**ACTIVITY**. The word "January" marks the lines to keep; find each one in the data and copy it.

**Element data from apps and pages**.
• • • • • • •
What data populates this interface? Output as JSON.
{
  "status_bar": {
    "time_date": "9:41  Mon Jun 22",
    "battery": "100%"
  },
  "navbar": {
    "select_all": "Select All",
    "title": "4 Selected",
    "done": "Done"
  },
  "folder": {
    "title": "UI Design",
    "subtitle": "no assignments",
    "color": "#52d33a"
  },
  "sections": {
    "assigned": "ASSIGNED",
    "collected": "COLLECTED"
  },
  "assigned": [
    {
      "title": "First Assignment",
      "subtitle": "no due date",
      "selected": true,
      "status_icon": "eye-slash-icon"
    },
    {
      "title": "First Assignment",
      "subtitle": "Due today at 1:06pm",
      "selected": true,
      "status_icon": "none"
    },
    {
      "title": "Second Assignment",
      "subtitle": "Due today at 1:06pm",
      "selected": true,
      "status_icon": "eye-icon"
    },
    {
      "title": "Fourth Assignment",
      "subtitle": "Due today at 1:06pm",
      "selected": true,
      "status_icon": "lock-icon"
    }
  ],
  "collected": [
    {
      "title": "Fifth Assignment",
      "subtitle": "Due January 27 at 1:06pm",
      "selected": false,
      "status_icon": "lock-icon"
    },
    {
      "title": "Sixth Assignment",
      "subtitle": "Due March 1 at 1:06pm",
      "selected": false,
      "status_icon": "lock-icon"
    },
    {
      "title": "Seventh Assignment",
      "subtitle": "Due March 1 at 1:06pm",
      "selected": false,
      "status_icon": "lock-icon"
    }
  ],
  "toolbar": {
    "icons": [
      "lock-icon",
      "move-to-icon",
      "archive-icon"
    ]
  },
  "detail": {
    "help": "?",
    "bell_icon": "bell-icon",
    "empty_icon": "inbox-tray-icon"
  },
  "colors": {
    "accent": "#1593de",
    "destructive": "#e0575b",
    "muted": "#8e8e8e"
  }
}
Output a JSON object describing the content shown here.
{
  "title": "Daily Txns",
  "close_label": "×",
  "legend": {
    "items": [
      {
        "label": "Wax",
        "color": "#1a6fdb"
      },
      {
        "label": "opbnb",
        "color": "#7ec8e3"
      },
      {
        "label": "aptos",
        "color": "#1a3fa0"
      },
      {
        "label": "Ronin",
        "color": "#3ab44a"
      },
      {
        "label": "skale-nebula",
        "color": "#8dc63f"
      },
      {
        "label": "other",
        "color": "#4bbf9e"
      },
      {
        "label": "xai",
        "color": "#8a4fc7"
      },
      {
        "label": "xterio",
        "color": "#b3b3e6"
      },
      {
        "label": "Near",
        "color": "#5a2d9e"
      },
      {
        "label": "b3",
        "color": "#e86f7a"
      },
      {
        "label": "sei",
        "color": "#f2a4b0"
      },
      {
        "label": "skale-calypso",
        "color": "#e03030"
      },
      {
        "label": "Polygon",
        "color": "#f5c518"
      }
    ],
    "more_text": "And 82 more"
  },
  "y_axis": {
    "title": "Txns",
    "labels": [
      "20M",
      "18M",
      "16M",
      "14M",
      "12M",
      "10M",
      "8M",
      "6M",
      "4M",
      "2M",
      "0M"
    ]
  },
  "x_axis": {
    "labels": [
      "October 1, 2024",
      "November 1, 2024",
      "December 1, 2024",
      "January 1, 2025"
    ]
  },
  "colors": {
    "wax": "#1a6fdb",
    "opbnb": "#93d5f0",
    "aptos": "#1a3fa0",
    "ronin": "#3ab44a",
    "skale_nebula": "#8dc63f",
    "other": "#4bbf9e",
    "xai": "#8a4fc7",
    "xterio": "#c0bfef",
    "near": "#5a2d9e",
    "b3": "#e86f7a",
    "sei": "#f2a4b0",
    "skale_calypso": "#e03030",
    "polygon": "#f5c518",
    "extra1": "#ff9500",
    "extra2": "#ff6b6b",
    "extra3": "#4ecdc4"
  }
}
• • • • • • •
**ANSWER TO THE PROBLEM**.
      "subtitle": "Due January 27 at 1:06pm",
      "January 1, 2025"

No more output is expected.